==== Excerpted data ====

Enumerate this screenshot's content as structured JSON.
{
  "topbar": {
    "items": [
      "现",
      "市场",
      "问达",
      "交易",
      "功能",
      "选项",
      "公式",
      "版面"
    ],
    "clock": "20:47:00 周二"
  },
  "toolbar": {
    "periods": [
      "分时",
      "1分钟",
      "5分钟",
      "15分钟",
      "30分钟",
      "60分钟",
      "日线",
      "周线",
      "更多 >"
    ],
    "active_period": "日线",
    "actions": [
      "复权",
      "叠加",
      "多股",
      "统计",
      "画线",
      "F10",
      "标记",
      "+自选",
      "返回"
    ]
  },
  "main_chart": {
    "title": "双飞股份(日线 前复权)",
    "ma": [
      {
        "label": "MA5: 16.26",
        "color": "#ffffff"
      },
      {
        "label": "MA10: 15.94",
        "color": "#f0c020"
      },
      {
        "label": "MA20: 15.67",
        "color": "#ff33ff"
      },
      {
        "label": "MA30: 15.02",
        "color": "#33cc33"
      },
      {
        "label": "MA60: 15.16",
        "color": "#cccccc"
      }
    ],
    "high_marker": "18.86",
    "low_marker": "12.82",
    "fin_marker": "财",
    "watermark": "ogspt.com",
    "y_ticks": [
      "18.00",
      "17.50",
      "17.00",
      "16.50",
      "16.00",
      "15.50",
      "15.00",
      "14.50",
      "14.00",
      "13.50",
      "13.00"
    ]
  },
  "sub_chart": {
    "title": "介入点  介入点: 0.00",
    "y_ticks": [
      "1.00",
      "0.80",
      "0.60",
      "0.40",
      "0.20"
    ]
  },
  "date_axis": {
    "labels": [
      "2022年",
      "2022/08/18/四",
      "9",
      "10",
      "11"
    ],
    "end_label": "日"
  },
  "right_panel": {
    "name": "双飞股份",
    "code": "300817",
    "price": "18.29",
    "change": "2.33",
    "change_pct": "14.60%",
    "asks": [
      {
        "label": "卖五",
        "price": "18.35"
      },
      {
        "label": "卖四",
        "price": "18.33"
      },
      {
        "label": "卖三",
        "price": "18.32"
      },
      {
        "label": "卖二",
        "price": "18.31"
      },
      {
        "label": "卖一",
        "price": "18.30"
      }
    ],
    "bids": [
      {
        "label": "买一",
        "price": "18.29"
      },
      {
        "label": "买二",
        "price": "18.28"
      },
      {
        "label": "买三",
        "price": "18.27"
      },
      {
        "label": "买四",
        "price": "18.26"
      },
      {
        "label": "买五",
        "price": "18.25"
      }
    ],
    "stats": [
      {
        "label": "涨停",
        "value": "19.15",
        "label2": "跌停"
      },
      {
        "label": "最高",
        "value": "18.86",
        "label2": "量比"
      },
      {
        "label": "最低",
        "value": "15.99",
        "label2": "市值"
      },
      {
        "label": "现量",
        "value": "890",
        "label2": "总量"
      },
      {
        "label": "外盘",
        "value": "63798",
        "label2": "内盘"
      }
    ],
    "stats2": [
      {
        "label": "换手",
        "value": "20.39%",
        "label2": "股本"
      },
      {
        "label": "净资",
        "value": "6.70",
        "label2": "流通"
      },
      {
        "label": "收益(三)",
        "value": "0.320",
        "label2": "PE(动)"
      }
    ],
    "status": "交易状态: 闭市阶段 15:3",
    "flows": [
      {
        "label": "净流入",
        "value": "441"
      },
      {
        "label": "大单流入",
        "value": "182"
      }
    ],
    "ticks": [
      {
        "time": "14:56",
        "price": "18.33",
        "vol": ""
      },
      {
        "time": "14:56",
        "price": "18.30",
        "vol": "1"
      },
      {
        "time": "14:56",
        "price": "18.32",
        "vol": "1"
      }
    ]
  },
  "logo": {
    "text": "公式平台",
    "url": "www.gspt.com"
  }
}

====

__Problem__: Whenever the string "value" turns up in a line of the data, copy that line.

__Response area__:
        "value": "19.15",
        "value": "18.86",
        "value": "15.99",
        "value": "890",
        "value": "63798",
        "value": "20.39%",
        "value": "6.70",
        "value": "0.320",
        "value": "441"
        "value": "182"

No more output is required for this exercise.